Hold on, I need to pull out a notebook and generate some ideas to make more money. Maybe I can sell people an e-book: “The 7 foods they must eat to not get cancer” and write about broccoli and stuff. Organic broccoli and blueberries. That’s the cure! $19.95, please! Cha-ching. Now I can finally get that plane and pilot’s license, fly to the mountains and drink a nice cup of herbal tea and meditate at the top. I have to tweet about it, of course. It goes without saying I have to tweet while flying over the pretty sights and maybe upload an instagram picture.

This actually happened.

In an age so digitally-wired and connected that teenagers are falling down manholes while they are texting, why do so many of us feel so alone? How many of us text while walking, while at concerts, check our email at a red light? Flick on the iPad when we’re spending precious time with a loved one? Tune out the world around us to tune into something digital and perhaps less real?  Are we more connected or less? What are we truly connected to?

There are of course those moments when we can use an old version of Skype ;) to video chat with our grandparents living half a world away. During those moments I’m truly grateful for all this technology. Once, my grandmother asked me show her how to setup Twitter. She’s in Russia. Why do you need Twitter, grandma?

104 year old grandma on Twitter

I’m really in awe when technology is used to solve big problems. What if we built a huge spaceship; filled it up with all the world’s nuclear weapons, all of its landfill garbage, all the junk that poisons our air, crammed it all in that spaceship and then blasted it off to the edges of the Milky Way? How much would that cost? Could we get crowd-funding?

Do you ever long for simpler times? Even going back just seven years, before iPads existed and before the huge smart-phone boom?
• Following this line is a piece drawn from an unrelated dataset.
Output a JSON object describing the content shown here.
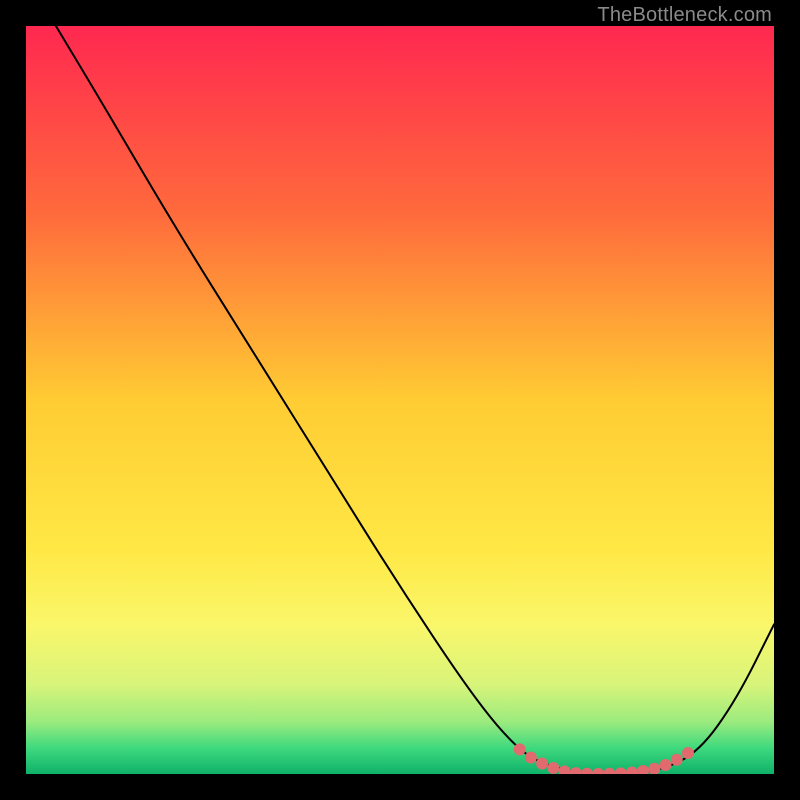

The days when we downloaded AIM 5.9, along with DeadAIM to get rid of the ads?

Back when we had an old flip-phone and could share a meal with a loved one and all of our attention was focused on them? Not on the fears of the future, when the next text-crack is going to arrive or what’s happening on our Facebook walls?

I can’t blame the technology. They are simply little addictive inanimate tools, swimming in the sea of the vast world around us; sending us waves of cares when our friends ping us on Twitter. When’s the last time you pinged a loved one with a hand-written letter or drawing? Or simply told them that you love them; not through texting, not through a digital screen of facades, but in-person from your heart?

On a daily basis, I need to remind myself to be more loving, more caring, simply being there for the world around me. Swami Kripalu once said: “Do not fight the dark. Just turn on the light. Let go, and breathe into the goodness that you are. “ I can’t fight the world around me and where it’s heading. I can only be the best version of myself for that world. Someone recently posted a comment on our FB page that made me smile: “How can I download the old version of my own life?” I don’t think you can, my friend. You can simply be here, as you are.

Resist the compulsion. Stay human in the age of digital obsession.